# Problem description
Among the records below, find each line that includes the string "time" and copy it.

_____

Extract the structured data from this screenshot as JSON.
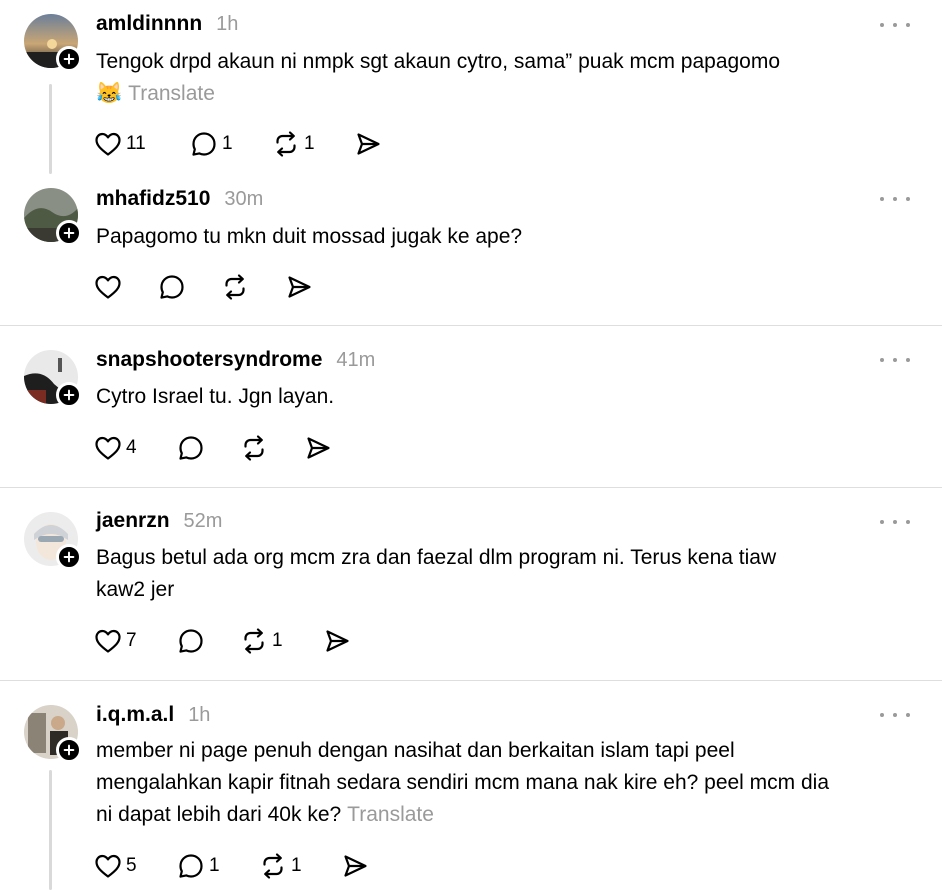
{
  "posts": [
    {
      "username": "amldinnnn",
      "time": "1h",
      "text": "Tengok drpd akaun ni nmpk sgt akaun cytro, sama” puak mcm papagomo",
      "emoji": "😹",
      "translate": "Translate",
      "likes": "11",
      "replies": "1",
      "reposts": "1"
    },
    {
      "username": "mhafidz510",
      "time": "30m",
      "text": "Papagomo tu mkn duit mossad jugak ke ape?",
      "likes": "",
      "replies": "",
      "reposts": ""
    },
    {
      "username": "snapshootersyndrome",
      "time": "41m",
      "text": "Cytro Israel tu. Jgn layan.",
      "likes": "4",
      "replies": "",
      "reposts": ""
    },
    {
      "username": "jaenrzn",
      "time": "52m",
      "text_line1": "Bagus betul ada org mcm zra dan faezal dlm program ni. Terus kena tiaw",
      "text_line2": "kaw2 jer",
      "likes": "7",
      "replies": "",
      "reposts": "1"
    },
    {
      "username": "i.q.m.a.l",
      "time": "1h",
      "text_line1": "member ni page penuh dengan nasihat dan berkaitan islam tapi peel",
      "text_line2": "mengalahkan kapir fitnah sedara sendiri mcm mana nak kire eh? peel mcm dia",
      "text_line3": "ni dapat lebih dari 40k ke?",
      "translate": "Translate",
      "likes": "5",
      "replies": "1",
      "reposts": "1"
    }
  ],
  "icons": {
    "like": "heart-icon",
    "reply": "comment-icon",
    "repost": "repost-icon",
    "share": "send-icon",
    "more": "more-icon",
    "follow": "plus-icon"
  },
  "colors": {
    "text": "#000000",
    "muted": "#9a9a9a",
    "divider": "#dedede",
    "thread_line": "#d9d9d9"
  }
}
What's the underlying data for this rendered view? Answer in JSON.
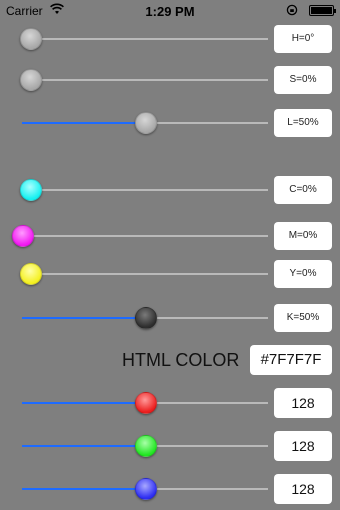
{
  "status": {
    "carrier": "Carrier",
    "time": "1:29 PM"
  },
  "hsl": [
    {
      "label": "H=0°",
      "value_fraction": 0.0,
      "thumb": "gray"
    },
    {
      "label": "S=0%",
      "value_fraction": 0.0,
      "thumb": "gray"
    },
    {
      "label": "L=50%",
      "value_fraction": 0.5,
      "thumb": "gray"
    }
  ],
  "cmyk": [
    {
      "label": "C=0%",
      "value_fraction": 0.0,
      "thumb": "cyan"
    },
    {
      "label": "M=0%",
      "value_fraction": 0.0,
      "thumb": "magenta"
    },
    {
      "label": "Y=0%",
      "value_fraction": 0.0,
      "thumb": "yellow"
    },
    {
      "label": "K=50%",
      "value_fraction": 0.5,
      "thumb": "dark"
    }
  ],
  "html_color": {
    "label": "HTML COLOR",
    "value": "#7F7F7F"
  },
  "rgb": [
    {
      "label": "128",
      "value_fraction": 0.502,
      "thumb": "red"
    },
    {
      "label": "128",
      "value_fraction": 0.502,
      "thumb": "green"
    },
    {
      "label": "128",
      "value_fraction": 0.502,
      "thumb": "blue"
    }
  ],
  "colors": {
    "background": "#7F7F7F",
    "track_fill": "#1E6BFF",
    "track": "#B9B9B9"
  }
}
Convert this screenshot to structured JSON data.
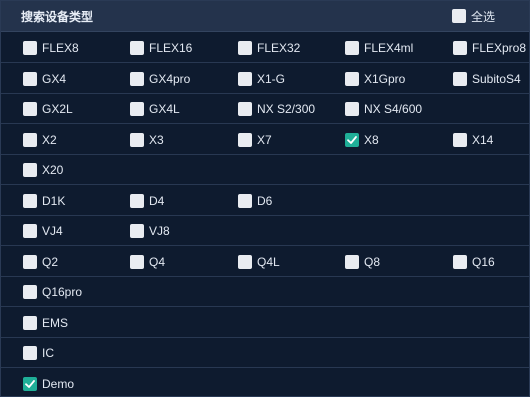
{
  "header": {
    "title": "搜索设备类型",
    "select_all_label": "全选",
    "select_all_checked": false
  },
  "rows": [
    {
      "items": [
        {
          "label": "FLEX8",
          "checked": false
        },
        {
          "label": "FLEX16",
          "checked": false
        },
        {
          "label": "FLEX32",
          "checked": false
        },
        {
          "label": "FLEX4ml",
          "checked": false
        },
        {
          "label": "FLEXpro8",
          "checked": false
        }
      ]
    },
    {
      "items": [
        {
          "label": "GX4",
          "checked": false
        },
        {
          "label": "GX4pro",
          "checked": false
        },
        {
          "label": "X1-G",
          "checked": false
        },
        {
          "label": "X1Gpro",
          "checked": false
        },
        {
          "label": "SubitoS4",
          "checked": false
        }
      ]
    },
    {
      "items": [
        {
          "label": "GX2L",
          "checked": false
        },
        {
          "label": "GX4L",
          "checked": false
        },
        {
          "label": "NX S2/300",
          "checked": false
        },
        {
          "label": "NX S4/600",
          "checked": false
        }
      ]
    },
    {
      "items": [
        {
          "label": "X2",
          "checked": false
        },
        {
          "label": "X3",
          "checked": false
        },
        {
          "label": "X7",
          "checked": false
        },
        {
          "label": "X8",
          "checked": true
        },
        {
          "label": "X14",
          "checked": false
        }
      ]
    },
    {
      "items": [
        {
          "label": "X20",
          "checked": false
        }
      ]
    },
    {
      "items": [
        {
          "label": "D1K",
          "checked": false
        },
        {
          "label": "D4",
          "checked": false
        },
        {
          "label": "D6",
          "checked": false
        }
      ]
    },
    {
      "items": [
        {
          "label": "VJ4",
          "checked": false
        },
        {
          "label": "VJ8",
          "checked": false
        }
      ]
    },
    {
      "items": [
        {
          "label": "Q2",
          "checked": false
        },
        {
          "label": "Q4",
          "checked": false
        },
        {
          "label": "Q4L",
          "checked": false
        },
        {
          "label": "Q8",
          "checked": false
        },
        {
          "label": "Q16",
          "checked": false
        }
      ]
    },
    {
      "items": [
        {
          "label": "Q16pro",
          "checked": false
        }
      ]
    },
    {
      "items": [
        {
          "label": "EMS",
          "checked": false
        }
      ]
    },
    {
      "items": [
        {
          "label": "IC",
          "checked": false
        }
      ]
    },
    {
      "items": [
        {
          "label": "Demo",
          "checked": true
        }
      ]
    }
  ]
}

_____

# Written answer
      "time": "1h",
      "time": "30m",
      "time": "41m",
      "time": "52m",
      "time": "1h",
    "time": "1:29 PM"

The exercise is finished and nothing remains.